Exercise description — What lines of the data below include the word "JSON"? Report them by copying each.

Website and app data records —
..............................

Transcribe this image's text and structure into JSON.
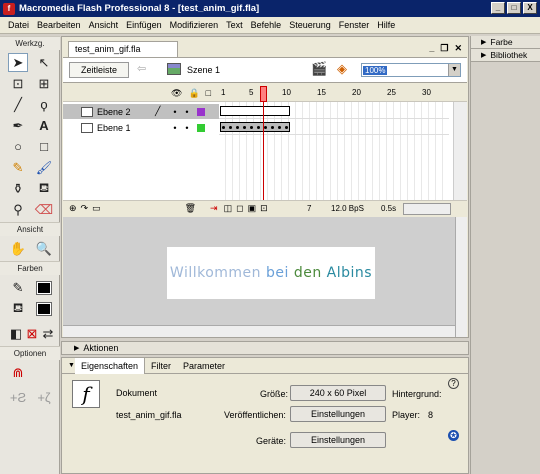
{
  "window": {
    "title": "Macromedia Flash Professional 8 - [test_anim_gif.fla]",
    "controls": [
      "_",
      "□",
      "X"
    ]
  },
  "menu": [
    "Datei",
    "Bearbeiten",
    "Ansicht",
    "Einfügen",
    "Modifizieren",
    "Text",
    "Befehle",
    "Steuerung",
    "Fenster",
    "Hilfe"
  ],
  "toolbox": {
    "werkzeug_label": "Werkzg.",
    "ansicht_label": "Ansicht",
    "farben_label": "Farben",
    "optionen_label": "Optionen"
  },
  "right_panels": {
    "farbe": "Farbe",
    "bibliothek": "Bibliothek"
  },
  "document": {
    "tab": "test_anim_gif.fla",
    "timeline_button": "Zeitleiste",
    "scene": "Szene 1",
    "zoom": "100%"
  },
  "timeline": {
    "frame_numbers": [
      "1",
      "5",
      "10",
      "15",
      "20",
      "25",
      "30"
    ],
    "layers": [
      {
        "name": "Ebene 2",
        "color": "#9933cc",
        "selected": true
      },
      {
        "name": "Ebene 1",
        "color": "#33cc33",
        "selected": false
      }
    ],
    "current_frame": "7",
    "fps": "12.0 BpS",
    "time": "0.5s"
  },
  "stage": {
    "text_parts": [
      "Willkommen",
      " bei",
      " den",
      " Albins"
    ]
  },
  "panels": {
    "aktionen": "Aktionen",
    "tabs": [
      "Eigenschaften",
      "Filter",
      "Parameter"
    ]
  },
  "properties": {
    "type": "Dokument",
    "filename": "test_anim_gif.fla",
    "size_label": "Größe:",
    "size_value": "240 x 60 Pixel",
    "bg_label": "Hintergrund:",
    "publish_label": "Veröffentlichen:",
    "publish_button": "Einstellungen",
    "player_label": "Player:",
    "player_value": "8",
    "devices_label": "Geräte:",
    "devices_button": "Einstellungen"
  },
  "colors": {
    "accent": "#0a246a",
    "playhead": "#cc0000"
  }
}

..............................

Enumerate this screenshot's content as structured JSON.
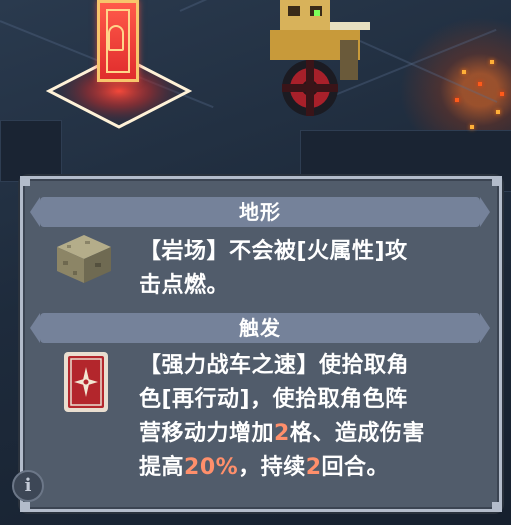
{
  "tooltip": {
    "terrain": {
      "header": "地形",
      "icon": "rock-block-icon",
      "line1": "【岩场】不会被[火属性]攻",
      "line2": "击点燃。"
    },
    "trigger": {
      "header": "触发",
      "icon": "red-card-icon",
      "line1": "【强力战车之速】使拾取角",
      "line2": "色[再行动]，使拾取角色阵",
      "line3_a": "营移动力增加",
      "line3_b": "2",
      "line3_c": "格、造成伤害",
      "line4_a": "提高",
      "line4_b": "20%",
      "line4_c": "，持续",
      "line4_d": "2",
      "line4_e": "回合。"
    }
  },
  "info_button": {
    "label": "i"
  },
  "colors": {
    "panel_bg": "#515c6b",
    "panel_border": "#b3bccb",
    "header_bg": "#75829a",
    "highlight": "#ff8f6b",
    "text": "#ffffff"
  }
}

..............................

Response —
Transcribe this image's text and structure into JSON.
Enumerate this screenshot's content as structured JSON.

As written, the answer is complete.